    I've actually noticed a new pattern in my coding style since I started doing TDD. I delete the code I have just written when I unexpectedly fail a test without bothering to figure out what caused the bug - let alone dropping into a debugger. It's quicker to rewrite it correctly than it is to figure out what I did wrong :-)
  • I learned programming before debuggers became available. My theory was "understand what you write, never outwrite ahead of your brain". And when that failed, "add print until it works".

    I never realized how much this influences my coding style until I was recently in front of 30 people at a client location, writing some complex code in real time for them. I'd write three or four lines of code, run the program, then either rewrite those three or four lines if they didn't do what I expect, or I'd write th

    • Randal L. Schwartz
    • Stonehenge
    • My counter to this would be that you're often debugging *someone else's* code, and that's where debuggers can be a lifesaver, or simply help you find a bug in someone's module on CPAN.

      I sometimes use a debugger as a way to graphically represent complex data structures that I don't understand and I'm not sure how deeply nested they are (i.e. where print statements won't necessarily work).

      But on the whole, yes, they can make you lazy.

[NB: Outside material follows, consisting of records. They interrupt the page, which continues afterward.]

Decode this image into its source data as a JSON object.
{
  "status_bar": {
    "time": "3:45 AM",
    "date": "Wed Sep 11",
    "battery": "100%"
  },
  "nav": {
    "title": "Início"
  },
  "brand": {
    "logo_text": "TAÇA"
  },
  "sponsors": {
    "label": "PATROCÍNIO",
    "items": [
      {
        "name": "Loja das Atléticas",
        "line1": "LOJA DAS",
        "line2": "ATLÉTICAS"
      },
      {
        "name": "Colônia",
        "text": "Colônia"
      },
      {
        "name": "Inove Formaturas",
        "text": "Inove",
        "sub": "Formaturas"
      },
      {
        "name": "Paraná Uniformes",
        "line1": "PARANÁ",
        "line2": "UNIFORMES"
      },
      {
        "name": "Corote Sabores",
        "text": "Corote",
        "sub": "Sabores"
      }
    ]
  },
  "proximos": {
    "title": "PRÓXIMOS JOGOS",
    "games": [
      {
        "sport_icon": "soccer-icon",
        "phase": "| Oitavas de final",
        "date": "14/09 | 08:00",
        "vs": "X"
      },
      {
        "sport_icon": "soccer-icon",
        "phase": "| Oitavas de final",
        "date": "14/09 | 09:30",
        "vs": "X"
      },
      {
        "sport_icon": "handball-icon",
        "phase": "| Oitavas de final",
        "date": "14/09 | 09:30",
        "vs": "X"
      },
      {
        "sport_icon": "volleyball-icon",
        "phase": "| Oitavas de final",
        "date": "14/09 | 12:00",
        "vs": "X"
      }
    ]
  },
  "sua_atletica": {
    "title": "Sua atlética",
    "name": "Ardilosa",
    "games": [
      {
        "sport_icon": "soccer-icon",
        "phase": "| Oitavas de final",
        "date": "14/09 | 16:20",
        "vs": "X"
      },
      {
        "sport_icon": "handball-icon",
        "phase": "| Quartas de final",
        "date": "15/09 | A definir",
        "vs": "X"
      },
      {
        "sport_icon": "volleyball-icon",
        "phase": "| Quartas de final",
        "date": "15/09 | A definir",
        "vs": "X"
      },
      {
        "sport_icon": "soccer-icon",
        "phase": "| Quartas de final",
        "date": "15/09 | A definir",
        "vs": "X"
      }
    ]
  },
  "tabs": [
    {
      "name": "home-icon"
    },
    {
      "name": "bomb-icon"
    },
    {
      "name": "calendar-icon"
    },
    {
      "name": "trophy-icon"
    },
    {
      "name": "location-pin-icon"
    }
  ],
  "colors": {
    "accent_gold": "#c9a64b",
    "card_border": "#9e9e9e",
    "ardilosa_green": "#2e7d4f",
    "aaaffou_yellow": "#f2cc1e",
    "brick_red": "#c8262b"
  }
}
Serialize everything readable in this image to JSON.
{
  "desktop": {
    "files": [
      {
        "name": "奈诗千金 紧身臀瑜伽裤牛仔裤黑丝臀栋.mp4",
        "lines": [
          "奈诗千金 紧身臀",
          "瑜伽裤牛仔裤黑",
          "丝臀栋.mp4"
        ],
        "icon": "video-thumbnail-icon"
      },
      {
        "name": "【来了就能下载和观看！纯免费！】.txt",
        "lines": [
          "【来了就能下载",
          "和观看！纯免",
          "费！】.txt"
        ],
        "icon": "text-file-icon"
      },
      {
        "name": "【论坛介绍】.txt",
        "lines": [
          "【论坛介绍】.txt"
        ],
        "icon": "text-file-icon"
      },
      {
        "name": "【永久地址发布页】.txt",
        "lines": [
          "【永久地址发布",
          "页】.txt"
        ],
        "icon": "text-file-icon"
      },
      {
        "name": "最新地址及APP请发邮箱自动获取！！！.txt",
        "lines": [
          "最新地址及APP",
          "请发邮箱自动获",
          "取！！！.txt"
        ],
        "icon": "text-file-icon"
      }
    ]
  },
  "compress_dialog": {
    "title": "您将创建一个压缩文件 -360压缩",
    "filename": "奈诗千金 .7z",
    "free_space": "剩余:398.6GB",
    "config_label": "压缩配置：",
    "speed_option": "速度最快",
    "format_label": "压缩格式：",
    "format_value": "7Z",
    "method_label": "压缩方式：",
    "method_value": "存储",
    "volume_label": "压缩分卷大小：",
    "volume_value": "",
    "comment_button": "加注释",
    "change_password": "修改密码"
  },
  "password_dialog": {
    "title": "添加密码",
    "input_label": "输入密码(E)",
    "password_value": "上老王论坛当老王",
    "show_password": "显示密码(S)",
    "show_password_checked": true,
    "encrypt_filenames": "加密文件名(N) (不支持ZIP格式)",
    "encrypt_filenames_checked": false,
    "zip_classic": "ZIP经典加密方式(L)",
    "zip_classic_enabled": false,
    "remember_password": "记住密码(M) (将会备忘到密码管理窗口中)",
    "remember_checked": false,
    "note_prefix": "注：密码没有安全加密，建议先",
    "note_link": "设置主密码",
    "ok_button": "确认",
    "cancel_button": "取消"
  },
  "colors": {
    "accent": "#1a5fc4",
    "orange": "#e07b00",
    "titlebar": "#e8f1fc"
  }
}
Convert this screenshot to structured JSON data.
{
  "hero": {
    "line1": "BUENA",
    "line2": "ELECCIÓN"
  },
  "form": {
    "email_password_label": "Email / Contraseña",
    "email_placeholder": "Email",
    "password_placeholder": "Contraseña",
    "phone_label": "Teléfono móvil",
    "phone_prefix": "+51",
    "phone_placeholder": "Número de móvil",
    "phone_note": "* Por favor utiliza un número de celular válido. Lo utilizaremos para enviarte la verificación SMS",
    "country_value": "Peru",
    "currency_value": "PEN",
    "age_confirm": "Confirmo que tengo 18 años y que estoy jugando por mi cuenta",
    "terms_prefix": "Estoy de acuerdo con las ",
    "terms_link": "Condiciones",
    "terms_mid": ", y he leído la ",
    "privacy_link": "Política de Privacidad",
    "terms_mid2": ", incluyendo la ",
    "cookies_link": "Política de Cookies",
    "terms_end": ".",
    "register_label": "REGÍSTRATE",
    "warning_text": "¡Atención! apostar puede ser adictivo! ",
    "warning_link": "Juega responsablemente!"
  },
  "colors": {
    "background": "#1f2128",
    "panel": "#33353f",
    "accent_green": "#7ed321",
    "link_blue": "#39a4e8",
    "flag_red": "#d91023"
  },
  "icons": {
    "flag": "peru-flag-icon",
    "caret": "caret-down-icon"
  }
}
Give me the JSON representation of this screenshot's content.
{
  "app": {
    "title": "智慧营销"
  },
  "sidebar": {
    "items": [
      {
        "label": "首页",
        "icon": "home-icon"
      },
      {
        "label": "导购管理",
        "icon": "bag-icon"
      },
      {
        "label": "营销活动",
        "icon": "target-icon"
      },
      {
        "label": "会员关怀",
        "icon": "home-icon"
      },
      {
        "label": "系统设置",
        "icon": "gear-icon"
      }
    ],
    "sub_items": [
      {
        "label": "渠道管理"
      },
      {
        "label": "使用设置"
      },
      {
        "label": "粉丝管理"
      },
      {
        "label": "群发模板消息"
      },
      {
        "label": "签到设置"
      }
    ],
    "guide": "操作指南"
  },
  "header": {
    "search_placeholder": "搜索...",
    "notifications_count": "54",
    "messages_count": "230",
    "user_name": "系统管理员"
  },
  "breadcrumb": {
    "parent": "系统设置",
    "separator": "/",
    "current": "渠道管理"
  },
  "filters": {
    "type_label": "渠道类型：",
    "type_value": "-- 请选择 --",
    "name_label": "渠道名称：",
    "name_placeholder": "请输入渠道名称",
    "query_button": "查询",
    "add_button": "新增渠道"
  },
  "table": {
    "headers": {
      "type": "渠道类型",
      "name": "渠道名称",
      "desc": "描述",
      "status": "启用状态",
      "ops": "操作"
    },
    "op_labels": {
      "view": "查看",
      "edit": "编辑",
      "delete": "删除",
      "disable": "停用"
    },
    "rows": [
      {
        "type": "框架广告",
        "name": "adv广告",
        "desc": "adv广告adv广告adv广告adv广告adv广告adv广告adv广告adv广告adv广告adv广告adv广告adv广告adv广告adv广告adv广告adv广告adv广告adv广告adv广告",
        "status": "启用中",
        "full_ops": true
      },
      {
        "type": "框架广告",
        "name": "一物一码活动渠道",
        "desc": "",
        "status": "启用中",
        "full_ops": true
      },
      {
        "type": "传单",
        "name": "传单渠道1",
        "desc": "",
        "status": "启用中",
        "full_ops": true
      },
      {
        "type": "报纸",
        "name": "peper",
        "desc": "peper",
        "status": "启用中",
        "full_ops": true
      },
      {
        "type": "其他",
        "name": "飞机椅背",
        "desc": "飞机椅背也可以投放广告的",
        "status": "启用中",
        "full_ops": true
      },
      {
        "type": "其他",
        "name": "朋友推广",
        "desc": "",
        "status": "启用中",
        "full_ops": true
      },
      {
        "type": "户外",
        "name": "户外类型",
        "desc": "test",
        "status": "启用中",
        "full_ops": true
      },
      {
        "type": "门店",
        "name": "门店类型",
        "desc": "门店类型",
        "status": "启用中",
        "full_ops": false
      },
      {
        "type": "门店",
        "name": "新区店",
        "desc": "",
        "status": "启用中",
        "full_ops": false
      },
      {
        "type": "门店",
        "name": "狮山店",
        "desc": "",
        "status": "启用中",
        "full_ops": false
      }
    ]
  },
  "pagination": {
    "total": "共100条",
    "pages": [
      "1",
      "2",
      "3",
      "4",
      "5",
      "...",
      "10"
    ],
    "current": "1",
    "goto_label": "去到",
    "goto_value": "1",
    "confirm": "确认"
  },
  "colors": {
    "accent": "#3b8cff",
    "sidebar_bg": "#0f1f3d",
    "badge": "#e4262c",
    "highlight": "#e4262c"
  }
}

    • I guess this small-steps way of doing things kind of requires a language like Perl where you essentially have no compilation step to prevent you from seeing what you just did.

      In a way it resembles the way of writing HTML: write, save, switch to the browser and reload in a quick sequence.

      So using a language which takes longer to compile, like C++ in a lot of cases, breaks the cycle, forcing you to write more and more code to justify a compilation (thereby verifying that you didn't outwit yourself).
      • Yeah, quick turnaround on the compile/link/run cycle is essential. I've been able to do Test Driven Development in Perl, Java, and now Python, but have thus far avoided the opportunity of trying it in C++.

        It's amazing how comforting it is to know that if you find a problem, changes are really good that you caused it within the last few minutes, and that you only have to take one step back.

        • Anyone with success stories of TDD in C++?

          I'm think I'm about to get involved in that in the near future, and I'd appreciate any practical tips and tricks.